Entries from a dataset of interfaces:
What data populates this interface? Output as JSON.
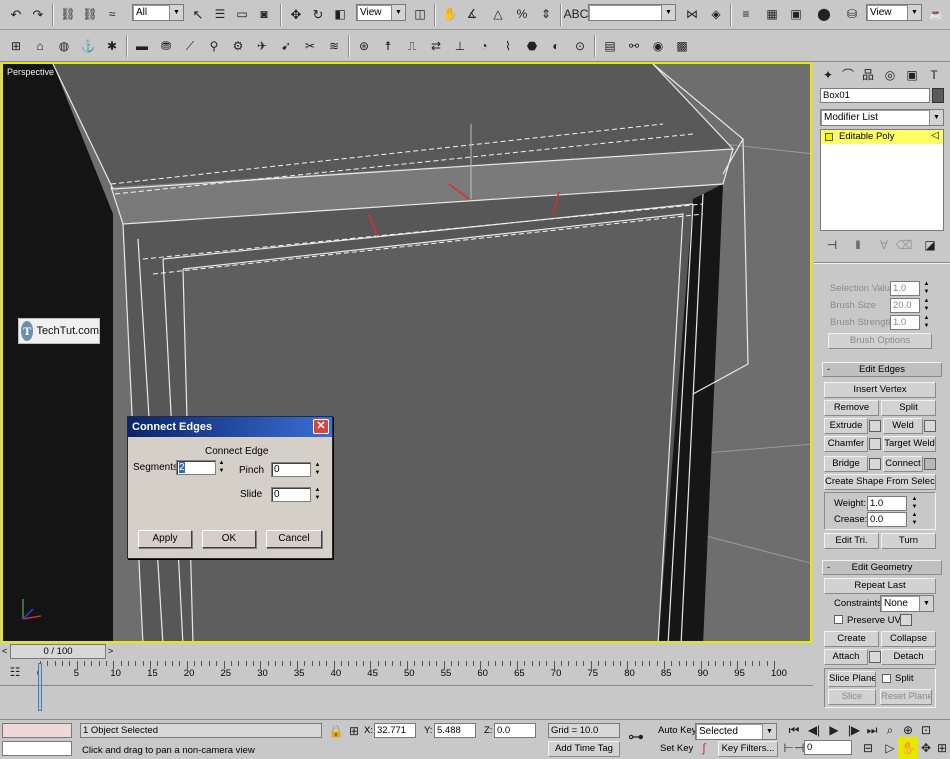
{
  "toolbar_main": {
    "selection_filter": "All",
    "ref_coord": "View",
    "named_selection": "",
    "view_dropdown": "View"
  },
  "viewport": {
    "label": "Perspective"
  },
  "watermark": {
    "logo_letter": "T",
    "text": "TechTut.com"
  },
  "dialog": {
    "title": "Connect Edges",
    "group_label": "Connect Edge",
    "segments_label": "Segments:",
    "segments_value": "2",
    "pinch_label": "Pinch",
    "pinch_value": "0",
    "slide_label": "Slide",
    "slide_value": "0",
    "apply_label": "Apply",
    "ok_label": "OK",
    "cancel_label": "Cancel"
  },
  "command_panel": {
    "object_name": "Box01",
    "modifier_list_label": "Modifier List",
    "stack_item": "Editable Poly",
    "soft_selection": {
      "selection_value_label": "Selection Value",
      "selection_value": "1.0",
      "brush_size_label": "Brush Size",
      "brush_size": "20.0",
      "brush_strength_label": "Brush Strength",
      "brush_strength": "1.0",
      "brush_options_label": "Brush Options"
    },
    "edit_edges": {
      "title": "Edit Edges",
      "insert_vertex": "Insert Vertex",
      "remove": "Remove",
      "split": "Split",
      "extrude": "Extrude",
      "weld": "Weld",
      "chamfer": "Chamfer",
      "target_weld": "Target Weld",
      "bridge": "Bridge",
      "connect": "Connect",
      "create_shape": "Create Shape From Selection",
      "weight_label": "Weight:",
      "weight_value": "1.0",
      "crease_label": "Crease:",
      "crease_value": "0.0",
      "edit_tri": "Edit Tri.",
      "turn": "Turn"
    },
    "edit_geometry": {
      "title": "Edit Geometry",
      "repeat_last": "Repeat Last",
      "constraints_label": "Constraints:",
      "constraints_value": "None",
      "preserve_uvs": "Preserve UVs",
      "create": "Create",
      "collapse": "Collapse",
      "attach": "Attach",
      "detach": "Detach",
      "slice_plane": "Slice Plane",
      "split": "Split",
      "slice": "Slice",
      "reset_plane": "Reset Plane"
    }
  },
  "timeline": {
    "frame_counter": "0 / 100",
    "ticks": [
      "0",
      "5",
      "10",
      "15",
      "20",
      "25",
      "30",
      "35",
      "40",
      "45",
      "50",
      "55",
      "60",
      "65",
      "70",
      "75",
      "80",
      "85",
      "90",
      "95",
      "100"
    ]
  },
  "status": {
    "selection_info": "1 Object Selected",
    "prompt": "Click and drag to pan a non-camera view",
    "x_label": "X:",
    "x_value": "32.771",
    "y_label": "Y:",
    "y_value": "5.488",
    "z_label": "Z:",
    "z_value": "0.0",
    "grid": "Grid = 10.0",
    "add_time_tag": "Add Time Tag",
    "auto_key": "Auto Key",
    "set_key": "Set Key",
    "key_mode": "Selected",
    "key_filters": "Key Filters...",
    "current_frame": "0"
  },
  "colors": {
    "viewport_border": "#e8e800",
    "stack_highlight": "#ffff66",
    "dialog_title": "#0a246a"
  }
}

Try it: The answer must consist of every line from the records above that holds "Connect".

Solution:
    "title": "Connect Edges",
    "group_label": "Connect Edge",
      "connect": "Connect",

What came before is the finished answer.